    Aside from these serious, sight-threatening conditions, smokers are also more likely to have problems if they wear contact lenses. Their corneas run a greater risk of getting irritated, which can seriously affect vision if they subsequently become infected. The good news, however, is that all these risks start to drop as soon as you stop smoking, and they decline steadily the longer you don't smoke.

     

    Other Health Factors

    The Sun

    Protecting your eyes from the sun is very important and should not be underestimated. Under no circumstances should you ever look at the sun directly. Doing so could do irreversible damage to your eyesight and even lead to blindness. Sunlight can damage the retina and the lens of the eye, and studies show that people with outdoor jobs are more likely to suffer eye problems. It is a good idea to buy a good quality, dark sunglasses (these needn’t be expensive) carrying the 'CE' mark and the British Standard BS EN 1836:1997, which ensures that the sunglasses offer a safe level of ultraviolet protection.

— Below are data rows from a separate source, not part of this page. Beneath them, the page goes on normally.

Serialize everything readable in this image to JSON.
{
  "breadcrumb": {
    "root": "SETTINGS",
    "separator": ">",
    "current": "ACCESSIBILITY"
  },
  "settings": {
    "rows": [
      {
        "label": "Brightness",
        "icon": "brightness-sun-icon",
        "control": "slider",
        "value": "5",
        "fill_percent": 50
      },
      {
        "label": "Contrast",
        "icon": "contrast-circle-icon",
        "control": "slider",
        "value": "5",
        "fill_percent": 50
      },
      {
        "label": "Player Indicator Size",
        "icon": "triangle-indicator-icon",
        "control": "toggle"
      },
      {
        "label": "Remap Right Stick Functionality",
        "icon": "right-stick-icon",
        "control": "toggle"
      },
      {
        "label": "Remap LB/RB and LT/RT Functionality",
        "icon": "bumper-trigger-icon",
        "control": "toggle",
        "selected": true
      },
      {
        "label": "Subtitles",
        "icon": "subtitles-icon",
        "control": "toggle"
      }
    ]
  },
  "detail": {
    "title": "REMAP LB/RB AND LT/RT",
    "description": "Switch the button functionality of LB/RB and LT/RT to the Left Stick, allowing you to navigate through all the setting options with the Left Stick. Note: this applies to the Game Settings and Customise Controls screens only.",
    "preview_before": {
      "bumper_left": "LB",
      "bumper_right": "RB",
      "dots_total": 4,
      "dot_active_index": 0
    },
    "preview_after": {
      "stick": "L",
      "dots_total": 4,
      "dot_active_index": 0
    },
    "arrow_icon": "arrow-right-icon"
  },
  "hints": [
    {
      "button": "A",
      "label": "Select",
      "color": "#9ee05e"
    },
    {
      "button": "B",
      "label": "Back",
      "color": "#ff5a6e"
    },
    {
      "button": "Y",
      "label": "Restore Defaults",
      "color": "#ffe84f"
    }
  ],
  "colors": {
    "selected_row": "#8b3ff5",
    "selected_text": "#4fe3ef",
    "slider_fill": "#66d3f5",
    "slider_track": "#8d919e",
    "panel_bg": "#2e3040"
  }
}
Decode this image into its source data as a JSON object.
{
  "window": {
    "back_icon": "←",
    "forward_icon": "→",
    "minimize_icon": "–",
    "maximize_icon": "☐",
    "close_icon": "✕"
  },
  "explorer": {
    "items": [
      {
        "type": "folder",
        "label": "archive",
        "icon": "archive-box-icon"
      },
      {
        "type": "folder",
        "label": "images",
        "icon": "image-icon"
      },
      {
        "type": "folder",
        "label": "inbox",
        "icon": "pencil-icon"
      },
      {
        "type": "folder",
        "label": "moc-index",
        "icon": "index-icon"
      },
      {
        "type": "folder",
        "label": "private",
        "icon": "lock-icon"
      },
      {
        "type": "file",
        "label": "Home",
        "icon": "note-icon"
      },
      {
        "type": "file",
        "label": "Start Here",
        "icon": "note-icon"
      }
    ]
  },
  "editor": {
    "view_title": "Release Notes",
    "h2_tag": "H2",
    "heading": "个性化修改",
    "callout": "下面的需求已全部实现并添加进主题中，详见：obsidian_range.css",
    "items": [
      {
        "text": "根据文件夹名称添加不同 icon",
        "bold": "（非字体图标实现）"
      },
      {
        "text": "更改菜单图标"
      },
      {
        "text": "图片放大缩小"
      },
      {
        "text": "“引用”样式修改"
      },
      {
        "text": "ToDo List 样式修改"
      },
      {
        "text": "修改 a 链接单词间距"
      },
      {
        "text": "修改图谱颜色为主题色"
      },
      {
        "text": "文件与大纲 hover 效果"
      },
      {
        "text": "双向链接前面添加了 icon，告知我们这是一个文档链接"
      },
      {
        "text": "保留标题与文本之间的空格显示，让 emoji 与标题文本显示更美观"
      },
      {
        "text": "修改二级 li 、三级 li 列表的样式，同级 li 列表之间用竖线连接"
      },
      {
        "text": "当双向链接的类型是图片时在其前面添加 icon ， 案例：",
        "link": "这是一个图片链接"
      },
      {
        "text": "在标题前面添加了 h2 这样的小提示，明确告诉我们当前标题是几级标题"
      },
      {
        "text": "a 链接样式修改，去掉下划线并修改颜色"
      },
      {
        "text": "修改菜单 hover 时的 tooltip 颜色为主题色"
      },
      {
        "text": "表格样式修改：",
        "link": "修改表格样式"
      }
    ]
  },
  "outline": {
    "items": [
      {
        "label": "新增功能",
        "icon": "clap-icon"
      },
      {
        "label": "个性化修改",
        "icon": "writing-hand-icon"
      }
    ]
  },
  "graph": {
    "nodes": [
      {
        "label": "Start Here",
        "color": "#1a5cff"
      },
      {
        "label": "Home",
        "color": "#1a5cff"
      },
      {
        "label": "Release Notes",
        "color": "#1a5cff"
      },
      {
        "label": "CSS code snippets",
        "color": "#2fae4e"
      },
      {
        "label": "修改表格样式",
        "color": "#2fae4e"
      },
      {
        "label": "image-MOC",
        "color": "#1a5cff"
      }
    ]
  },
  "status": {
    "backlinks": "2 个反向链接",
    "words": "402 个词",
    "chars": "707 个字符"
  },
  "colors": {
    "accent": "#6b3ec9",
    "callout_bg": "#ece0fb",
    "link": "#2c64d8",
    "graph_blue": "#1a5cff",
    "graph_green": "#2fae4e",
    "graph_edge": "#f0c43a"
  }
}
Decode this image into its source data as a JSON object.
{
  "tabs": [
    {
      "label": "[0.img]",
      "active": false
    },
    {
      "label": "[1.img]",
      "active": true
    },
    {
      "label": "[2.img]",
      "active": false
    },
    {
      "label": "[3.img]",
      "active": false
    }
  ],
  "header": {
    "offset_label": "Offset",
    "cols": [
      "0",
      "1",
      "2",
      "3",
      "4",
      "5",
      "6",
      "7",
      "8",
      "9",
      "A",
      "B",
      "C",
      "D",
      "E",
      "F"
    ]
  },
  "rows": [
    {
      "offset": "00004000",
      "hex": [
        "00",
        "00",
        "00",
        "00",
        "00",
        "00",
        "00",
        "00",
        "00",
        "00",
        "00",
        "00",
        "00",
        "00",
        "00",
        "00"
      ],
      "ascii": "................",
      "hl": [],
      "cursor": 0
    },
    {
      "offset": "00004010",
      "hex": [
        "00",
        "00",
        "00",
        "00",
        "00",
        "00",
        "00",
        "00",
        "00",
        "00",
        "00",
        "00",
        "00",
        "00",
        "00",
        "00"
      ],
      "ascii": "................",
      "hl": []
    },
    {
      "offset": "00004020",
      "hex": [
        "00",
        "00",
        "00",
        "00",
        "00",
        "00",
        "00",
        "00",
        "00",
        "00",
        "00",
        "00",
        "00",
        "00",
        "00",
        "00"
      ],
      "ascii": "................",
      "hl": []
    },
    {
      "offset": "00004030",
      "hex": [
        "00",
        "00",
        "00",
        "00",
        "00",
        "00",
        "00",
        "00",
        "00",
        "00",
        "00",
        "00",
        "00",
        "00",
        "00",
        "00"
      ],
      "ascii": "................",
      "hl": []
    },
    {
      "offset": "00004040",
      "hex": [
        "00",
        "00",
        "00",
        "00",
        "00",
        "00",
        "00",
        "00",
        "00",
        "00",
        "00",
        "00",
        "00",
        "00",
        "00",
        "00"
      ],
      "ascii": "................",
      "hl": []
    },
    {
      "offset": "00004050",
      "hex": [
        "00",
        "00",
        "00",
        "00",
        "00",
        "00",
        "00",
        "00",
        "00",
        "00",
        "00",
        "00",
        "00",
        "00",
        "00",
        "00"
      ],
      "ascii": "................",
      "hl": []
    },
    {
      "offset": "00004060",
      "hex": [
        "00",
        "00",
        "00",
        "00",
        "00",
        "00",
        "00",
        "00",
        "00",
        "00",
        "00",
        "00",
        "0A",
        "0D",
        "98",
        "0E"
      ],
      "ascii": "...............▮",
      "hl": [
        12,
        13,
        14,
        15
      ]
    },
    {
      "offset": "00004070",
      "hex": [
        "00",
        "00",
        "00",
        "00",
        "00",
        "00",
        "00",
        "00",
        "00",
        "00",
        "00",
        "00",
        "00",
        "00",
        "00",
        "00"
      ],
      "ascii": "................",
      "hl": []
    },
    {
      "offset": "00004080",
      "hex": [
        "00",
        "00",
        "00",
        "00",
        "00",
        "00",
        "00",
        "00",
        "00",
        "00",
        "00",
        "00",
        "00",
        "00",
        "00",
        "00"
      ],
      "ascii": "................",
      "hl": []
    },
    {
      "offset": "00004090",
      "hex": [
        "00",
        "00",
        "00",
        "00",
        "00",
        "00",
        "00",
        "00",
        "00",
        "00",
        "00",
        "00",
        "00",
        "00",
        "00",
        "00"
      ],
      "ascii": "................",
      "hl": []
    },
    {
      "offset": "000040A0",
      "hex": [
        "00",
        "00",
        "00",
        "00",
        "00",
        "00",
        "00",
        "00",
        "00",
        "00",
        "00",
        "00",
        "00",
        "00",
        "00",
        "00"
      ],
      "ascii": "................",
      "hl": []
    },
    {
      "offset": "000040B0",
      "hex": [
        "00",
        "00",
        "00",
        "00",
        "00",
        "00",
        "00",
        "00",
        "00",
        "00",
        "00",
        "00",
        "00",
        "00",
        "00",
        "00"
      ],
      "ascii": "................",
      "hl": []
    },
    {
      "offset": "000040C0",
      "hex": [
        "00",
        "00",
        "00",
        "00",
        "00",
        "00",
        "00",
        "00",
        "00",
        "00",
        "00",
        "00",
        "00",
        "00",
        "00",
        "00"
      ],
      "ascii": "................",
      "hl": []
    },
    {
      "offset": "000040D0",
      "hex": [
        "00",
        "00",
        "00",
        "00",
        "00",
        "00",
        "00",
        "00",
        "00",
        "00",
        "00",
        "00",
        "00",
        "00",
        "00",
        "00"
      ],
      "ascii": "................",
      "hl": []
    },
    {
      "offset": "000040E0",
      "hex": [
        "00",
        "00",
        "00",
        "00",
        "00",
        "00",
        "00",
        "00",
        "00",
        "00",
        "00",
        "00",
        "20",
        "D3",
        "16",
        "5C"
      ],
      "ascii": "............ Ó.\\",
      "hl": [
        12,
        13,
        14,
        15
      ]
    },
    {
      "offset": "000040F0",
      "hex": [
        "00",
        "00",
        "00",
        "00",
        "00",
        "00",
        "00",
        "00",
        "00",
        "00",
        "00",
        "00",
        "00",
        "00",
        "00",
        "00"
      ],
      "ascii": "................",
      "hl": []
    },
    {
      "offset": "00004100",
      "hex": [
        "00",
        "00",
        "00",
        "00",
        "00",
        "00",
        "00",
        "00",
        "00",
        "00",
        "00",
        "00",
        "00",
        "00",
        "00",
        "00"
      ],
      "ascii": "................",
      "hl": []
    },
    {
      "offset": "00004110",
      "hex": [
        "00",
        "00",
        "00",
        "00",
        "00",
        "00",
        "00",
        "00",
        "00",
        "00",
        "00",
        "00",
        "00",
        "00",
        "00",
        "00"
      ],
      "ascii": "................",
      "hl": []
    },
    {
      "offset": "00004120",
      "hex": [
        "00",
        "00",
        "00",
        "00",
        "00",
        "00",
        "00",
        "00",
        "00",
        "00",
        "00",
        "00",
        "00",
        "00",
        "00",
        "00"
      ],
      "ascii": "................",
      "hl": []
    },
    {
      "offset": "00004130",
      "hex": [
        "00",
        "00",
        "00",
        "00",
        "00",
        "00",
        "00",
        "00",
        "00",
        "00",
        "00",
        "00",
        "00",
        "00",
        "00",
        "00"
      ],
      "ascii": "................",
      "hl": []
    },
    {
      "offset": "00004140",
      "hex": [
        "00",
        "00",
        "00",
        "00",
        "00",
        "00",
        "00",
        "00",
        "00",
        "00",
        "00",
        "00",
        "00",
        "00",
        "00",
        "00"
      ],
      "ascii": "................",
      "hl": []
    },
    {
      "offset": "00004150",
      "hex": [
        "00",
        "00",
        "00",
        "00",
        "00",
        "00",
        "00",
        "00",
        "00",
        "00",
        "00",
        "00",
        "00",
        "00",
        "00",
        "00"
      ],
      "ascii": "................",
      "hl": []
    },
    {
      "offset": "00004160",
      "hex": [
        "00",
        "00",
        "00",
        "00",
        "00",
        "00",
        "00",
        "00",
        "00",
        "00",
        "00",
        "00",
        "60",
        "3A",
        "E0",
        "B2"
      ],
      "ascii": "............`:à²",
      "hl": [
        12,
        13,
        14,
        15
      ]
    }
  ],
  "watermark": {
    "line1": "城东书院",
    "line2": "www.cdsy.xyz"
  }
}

    Eye Test

    Finding a clinic in London for an eye test could be the best way to get peace of mind about eye health. Having good vision is something that most people take for granted until something appears to be wrong. Having a regular eye test is an important way of detecting early symptoms of eye deterioration or eye disease. Even when an eye test in London reveals there are no issues it is still important to maintain visits to the clinic as it could pick up patterns in eye health that could otherwise be missed with a long gap between appointments.

    Regular eye examinations

    It is recommended that you visit an eye specialist every two years (or more frequently if advised). This is important because an eye examination can detect potentially blinding eye conditions such as glaucoma, or underlying health problems such as diabetes. The earlier the problem is detected, the faster it can be treated.

    It is easy to neglect your eyes because they rarely hurt when there is a problem. But once your eyesight is lost, it may never be restored.

    Consultation charges are £295 for a new patient. Please click here to contact us. Or you could call us on 0800 756 9993 or email reception@londonoc.co.uk for more information.